- Capital reserve requirements
- Liquidity requirements
- Bank of England funding support for payments
- Interbank lending rate (why is there only one LIBOR rate?)
- Bank of England base rate (why doesn't the BoE charge different rates according to institutional risk?)
- Single fiat currency issued only by the Bank of England
- The Bank of England (why do we have a "lender of last resort" at all?)
- Project Merlin (why should the banks lend more to SMEs just to "get the economy growing"?)
- Tax relief on pension savings
- Tax relief on other forms of savings such as ISAs
- Requirements for pension funds to invest highly in "safe" securities such as government debt
- Bans on short selling of CDS and government debt in EU, US and other countries
A free market in banking would look very different from what we currently have:
- No government guarantee of retail deposits, or anything else for that matter. A bank that failed would not be bailed out by taxpayers, however large and important it was. Savers would lose all money not covered by voluntary bank insurance schemes
- Savers would be charged by banks for insurance to protect their savings in the event of bank failure. They would of course be free to refuse this insurance and take the risk. There would be a growth of private-sector insurance schemes protecting savers - and of course an attendent risk of mis-selling (nobody ever said that a free market couldn't be corrupt!)
- No free banking. Banks would charge for every bank transaction
- Banks could lend unlimited amounts of fictional money. They would have no need to hold reserves except for funding. But they actually might increase their reserves - read on.....
- All bank funding would come from the interbank market.

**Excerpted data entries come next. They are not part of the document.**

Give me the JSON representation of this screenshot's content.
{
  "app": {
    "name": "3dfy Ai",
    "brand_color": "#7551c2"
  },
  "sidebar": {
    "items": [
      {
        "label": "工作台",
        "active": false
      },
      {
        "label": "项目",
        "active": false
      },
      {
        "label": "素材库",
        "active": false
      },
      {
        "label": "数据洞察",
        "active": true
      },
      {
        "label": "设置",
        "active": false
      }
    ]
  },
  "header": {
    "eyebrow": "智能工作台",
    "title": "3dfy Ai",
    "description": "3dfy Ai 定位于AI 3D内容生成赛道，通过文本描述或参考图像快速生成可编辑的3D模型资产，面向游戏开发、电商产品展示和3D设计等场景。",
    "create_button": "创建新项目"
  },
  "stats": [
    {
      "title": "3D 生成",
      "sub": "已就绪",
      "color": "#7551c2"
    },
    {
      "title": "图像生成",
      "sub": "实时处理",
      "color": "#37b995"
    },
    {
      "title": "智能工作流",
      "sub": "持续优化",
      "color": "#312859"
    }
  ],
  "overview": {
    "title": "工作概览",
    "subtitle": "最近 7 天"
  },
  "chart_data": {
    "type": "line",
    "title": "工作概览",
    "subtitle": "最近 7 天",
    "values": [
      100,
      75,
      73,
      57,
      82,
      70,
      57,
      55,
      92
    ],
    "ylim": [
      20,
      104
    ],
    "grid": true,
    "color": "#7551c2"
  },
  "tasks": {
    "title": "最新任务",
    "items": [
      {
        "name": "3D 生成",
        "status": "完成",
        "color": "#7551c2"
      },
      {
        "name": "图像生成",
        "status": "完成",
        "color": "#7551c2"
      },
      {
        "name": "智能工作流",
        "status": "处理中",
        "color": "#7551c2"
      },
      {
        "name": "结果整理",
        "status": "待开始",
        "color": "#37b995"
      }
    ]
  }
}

There would be no lender of last resort. If the markets stop lending banks would fail. Banks would be forced to put in place longer-term funding strategies: their current practice of lending long and borrowing VERY short would have to end. Because of this, banks would be likely to hold reserves voluntarily because of the risk of losing short-term funding. There would be a greater need for them to attract retail deposits, particularly longer-term notice deposits, and savings rates would rise due to the increased competition.
- Banks of varying sizes would face different funding rates depending on the interbank market's view of their risk. Smaller banks would either charge more for borrowing or suffer margin reduction. They would be likely to become niche players - offering very high savings rates to sophisticated investors who don't mind risk, or focusing lending on high risk individuals and businesses at very high rates. We are seeing some of this developing already (companies specialising in payday lending, for example).
- There might be more differentiation in the market - more players specialising in different things.
It's an interesting model, isn't it? Note that savers would be likely to do VERY much better under such a model, but borrowers would have to pay more. So it is fair to say that the present regulated banking system systematically discriminates against savers in favour of borrowers. If the government prefers to maintain a regulated system, then this is an area that needs addressing through additional regulation. It is not reasonable to expect banks to offer a better deal to savers voluntarily. There is no reason for them to do so.